- Exercise requirements
Identify all lines of the data containing the string "author" and copy them.

(Website and app data records)
----------------

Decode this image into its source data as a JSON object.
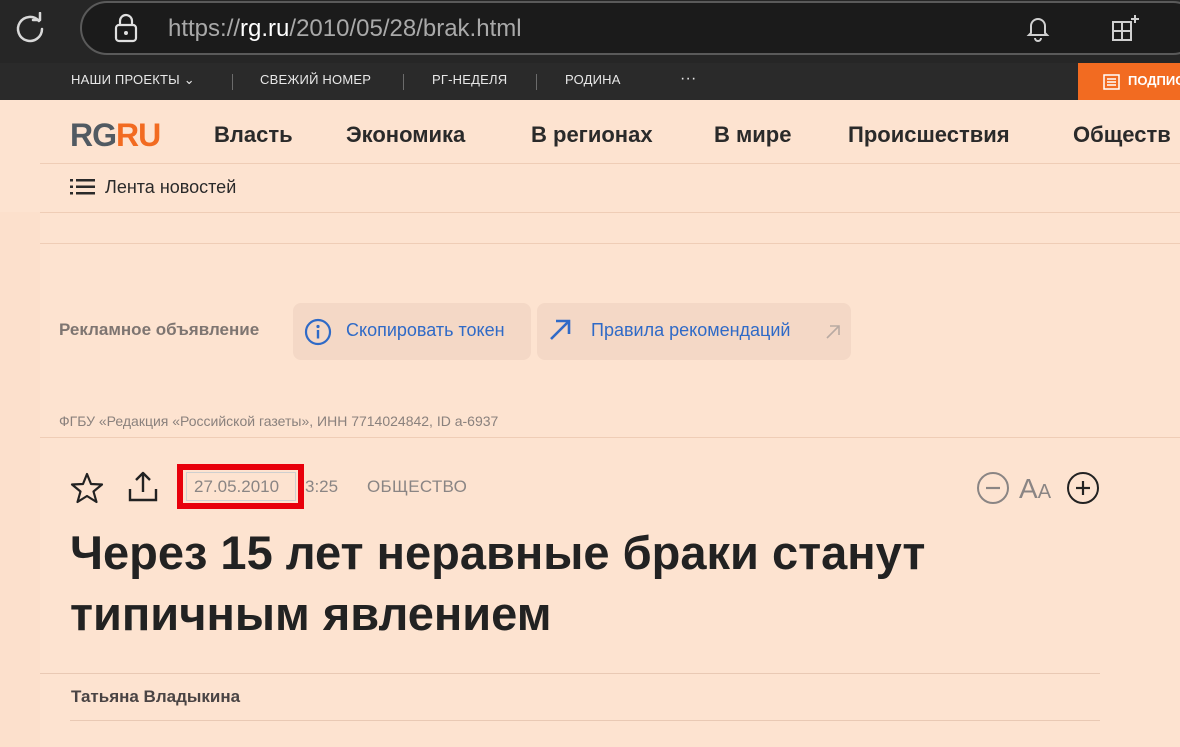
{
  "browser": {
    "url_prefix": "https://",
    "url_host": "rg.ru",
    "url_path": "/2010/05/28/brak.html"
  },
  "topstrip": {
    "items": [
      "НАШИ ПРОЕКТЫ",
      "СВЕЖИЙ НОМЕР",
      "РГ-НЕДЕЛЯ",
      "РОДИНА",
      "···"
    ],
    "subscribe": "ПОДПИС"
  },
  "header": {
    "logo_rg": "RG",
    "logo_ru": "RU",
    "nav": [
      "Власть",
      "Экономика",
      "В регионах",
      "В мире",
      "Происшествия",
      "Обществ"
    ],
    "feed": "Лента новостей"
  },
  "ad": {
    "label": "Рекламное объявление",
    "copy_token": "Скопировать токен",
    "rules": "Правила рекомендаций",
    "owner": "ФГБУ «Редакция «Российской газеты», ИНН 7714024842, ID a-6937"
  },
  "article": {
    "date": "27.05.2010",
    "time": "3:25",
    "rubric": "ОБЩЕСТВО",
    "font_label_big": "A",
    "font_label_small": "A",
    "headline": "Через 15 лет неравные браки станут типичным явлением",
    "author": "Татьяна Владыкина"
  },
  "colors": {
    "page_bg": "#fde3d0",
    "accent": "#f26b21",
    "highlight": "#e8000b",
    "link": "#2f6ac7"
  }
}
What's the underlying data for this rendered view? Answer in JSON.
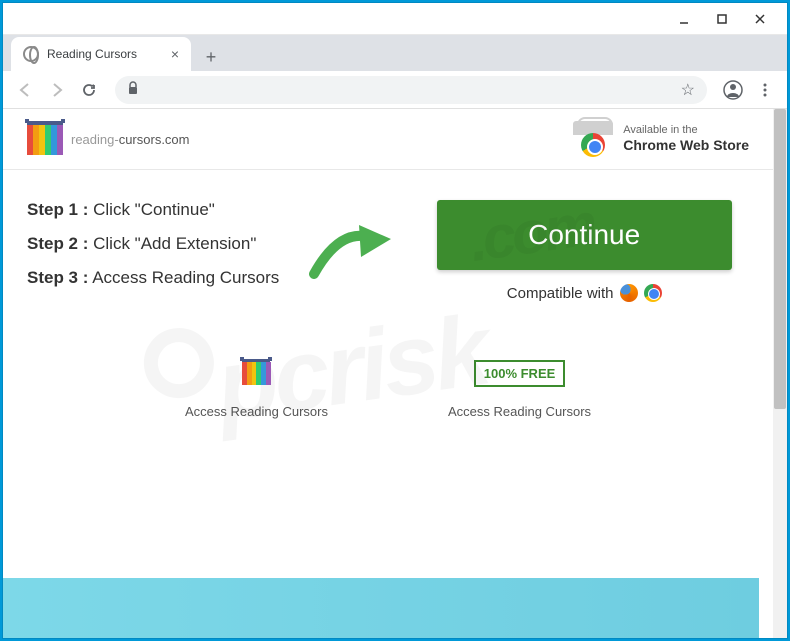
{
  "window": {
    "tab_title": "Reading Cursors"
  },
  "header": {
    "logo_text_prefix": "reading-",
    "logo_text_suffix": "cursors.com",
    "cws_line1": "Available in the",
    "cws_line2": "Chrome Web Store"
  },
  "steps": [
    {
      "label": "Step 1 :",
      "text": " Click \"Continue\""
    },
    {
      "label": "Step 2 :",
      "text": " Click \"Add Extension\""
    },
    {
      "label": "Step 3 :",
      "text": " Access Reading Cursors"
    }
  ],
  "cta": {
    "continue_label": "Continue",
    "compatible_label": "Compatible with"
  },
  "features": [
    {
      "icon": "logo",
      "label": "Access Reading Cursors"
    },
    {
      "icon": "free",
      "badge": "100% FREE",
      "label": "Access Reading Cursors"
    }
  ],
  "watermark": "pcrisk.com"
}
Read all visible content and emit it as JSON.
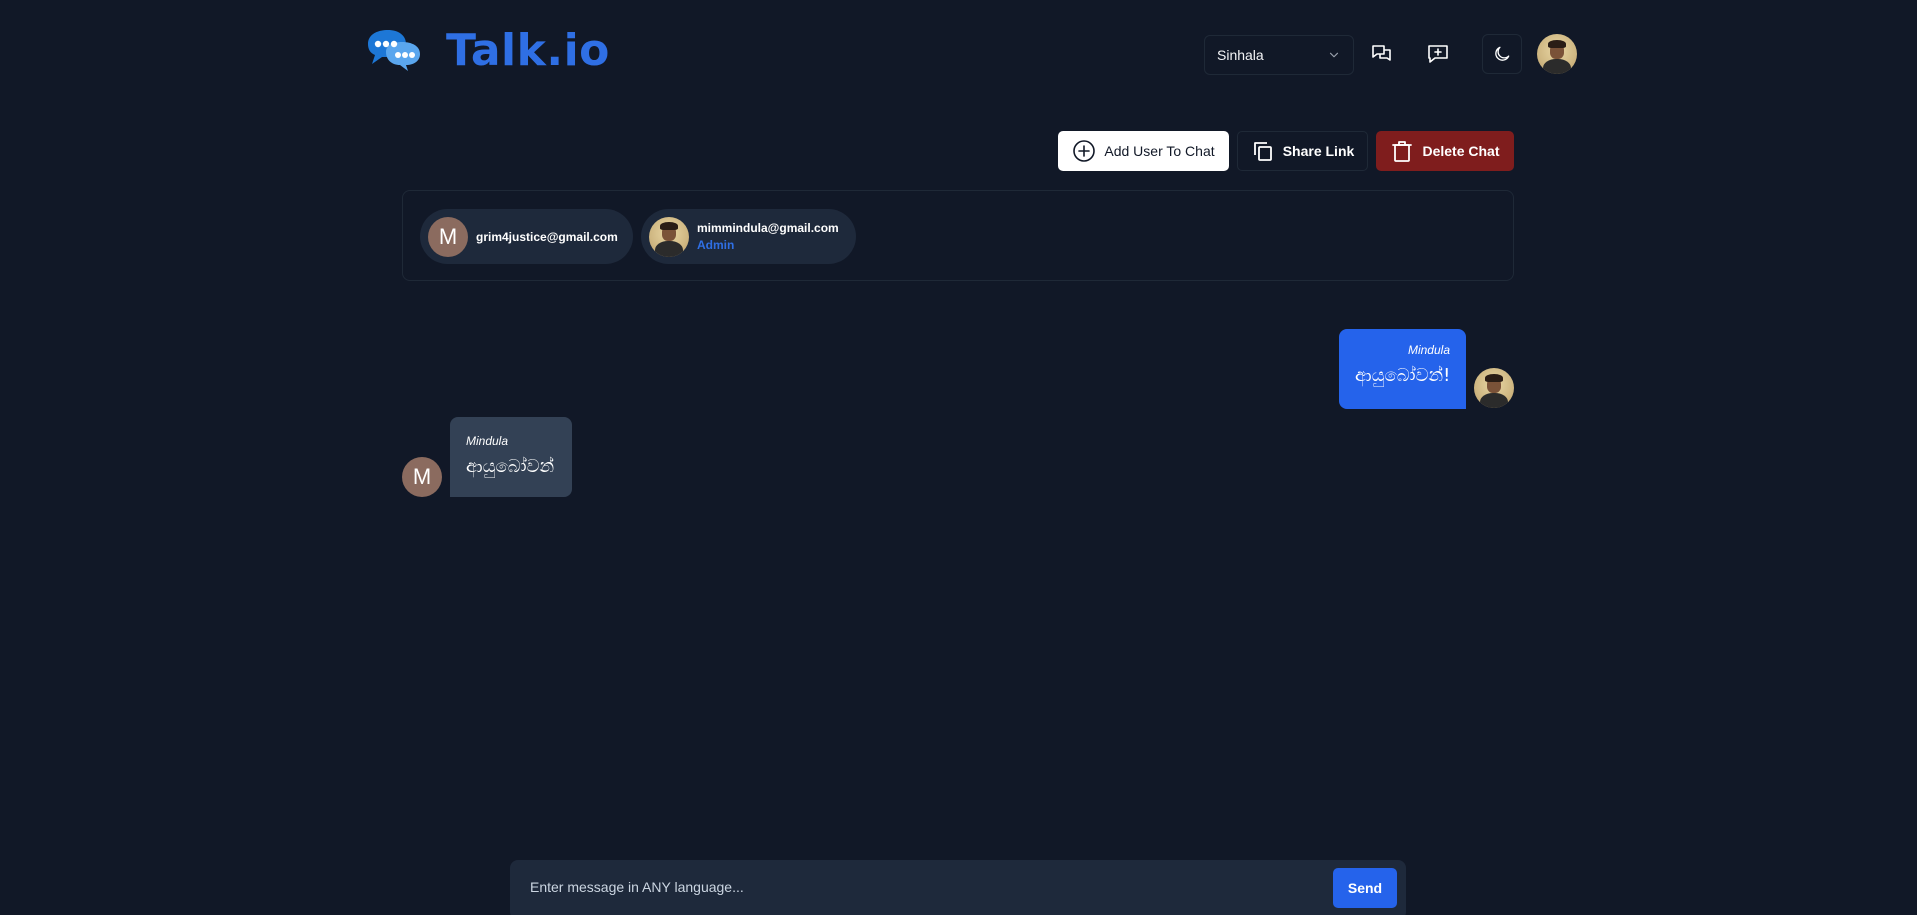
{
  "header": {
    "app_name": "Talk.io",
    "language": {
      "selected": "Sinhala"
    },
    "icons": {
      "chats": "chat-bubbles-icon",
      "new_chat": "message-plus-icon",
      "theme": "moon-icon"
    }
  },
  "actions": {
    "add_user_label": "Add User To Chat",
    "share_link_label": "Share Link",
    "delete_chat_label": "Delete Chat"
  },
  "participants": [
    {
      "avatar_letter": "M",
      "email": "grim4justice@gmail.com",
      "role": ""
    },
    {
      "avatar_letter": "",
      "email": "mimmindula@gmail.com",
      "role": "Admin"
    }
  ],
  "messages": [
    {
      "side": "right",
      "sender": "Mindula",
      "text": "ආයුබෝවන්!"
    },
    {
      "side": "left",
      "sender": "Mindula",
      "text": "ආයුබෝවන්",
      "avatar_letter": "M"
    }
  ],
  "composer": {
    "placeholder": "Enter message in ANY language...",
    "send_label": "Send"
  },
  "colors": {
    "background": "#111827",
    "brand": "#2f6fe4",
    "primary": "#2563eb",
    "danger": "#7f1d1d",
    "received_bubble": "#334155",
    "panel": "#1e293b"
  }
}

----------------

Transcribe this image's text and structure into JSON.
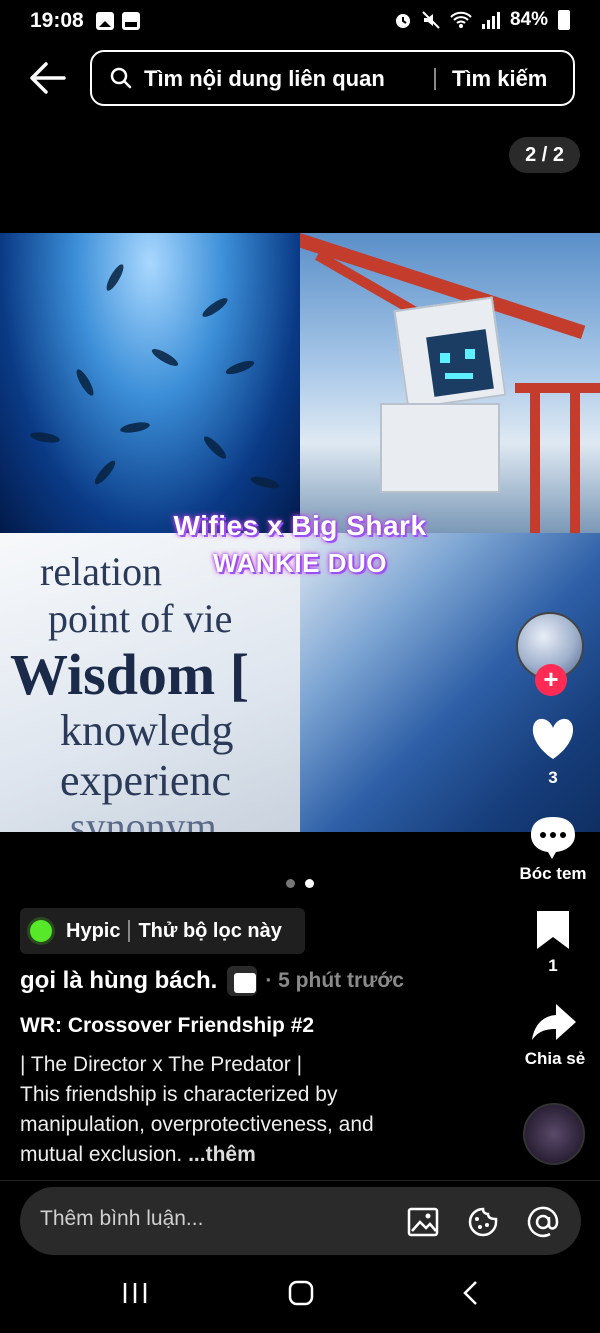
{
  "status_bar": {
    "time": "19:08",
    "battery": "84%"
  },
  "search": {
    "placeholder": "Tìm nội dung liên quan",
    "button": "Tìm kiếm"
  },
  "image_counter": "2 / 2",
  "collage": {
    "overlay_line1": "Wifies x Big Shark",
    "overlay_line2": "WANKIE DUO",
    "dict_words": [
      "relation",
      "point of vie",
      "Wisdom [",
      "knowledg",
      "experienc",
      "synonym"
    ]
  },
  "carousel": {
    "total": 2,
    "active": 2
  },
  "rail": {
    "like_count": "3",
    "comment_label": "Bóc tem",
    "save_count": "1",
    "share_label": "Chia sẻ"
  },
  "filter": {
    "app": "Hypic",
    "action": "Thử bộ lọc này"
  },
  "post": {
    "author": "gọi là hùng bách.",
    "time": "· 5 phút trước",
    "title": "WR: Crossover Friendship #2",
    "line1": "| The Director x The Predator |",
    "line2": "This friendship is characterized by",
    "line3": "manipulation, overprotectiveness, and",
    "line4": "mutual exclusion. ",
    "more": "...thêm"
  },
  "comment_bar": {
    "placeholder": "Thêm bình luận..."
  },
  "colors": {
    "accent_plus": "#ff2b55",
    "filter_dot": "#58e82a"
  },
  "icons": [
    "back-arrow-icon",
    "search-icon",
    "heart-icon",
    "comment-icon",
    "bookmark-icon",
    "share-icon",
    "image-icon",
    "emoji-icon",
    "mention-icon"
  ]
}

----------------

- Solved problem
    "author": "Татьяна Владыкина"
    "author": "gọi là hùng bách.",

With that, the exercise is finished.